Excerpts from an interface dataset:
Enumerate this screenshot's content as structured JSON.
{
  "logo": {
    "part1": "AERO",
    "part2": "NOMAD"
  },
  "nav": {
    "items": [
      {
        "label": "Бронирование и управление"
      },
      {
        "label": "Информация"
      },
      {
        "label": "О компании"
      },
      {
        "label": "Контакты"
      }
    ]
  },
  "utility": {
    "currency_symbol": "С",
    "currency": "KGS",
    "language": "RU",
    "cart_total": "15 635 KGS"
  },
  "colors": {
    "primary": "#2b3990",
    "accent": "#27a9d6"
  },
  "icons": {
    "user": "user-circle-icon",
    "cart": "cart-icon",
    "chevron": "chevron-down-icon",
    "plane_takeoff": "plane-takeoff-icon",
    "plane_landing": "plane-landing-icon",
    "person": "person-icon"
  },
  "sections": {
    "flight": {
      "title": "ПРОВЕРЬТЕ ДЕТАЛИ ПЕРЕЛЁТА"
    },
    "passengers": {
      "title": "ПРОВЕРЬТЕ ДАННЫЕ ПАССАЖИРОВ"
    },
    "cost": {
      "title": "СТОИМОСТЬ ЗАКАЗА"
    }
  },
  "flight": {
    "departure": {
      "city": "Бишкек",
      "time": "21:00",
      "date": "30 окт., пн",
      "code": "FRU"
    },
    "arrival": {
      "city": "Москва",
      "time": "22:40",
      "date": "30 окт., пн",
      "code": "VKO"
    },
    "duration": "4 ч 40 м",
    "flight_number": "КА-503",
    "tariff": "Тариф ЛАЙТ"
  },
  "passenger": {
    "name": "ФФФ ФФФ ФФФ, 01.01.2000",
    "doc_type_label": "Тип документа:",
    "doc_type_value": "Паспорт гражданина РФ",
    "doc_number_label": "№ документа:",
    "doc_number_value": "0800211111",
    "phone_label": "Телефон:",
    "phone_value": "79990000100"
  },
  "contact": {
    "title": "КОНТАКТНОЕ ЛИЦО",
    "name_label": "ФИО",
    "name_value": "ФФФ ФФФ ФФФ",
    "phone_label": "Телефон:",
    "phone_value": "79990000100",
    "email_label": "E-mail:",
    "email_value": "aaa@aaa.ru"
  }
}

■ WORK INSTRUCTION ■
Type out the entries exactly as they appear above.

■ ANSWER TO THE PROBLEM ■
Enumerate this screenshot's content as structured JSON.
{
  "logo": {
    "part1": "AERO",
    "part2": "NOMAD"
  },
  "nav": {
    "items": [
      {
        "label": "Бронирование и управление"
      },
      {
        "label": "Информация"
      },
      {
        "label": "О компании"
      },
      {
        "label": "Контакты"
      }
    ]
  },
  "utility": {
    "currency_symbol": "С",
    "currency": "KGS",
    "language": "RU",
    "cart_total": "15 635 KGS"
  },
  "colors": {
    "primary": "#2b3990",
    "accent": "#27a9d6"
  },
  "icons": {
    "user": "user-circle-icon",
    "cart": "cart-icon",
    "chevron": "chevron-down-icon",
    "plane_takeoff": "plane-takeoff-icon",
    "plane_landing": "plane-landing-icon",
    "person": "person-icon"
  },
  "sections": {
    "flight": {
      "title": "ПРОВЕРЬТЕ ДЕТАЛИ ПЕРЕЛЁТА"
    },
    "passengers": {
      "title": "ПРОВЕРЬТЕ ДАННЫЕ ПАССАЖИРОВ"
    },
    "cost": {
      "title": "СТОИМОСТЬ ЗАКАЗА"
    }
  },
  "flight": {
    "departure": {
      "city": "Бишкек",
      "time": "21:00",
      "date": "30 окт., пн",
      "code": "FRU"
    },
    "arrival": {
      "city": "Москва",
      "time": "22:40",
      "date": "30 окт., пн",
      "code": "VKO"
    },
    "duration": "4 ч 40 м",
    "flight_number": "КА-503",
    "tariff": "Тариф ЛАЙТ"
  },
  "passenger": {
    "name": "ФФФ ФФФ ФФФ, 01.01.2000",
    "doc_type_label": "Тип документа:",
    "doc_type_value": "Паспорт гражданина РФ",
    "doc_number_label": "№ документа:",
    "doc_number_value": "0800211111",
    "phone_label": "Телефон:",
    "phone_value": "79990000100"
  },
  "contact": {
    "title": "КОНТАКТНОЕ ЛИЦО",
    "name_label": "ФИО",
    "name_value": "ФФФ ФФФ ФФФ",
    "phone_label": "Телефон:",
    "phone_value": "79990000100",
    "email_label": "E-mail:",
    "email_value": "aaa@aaa.ru"
  }
}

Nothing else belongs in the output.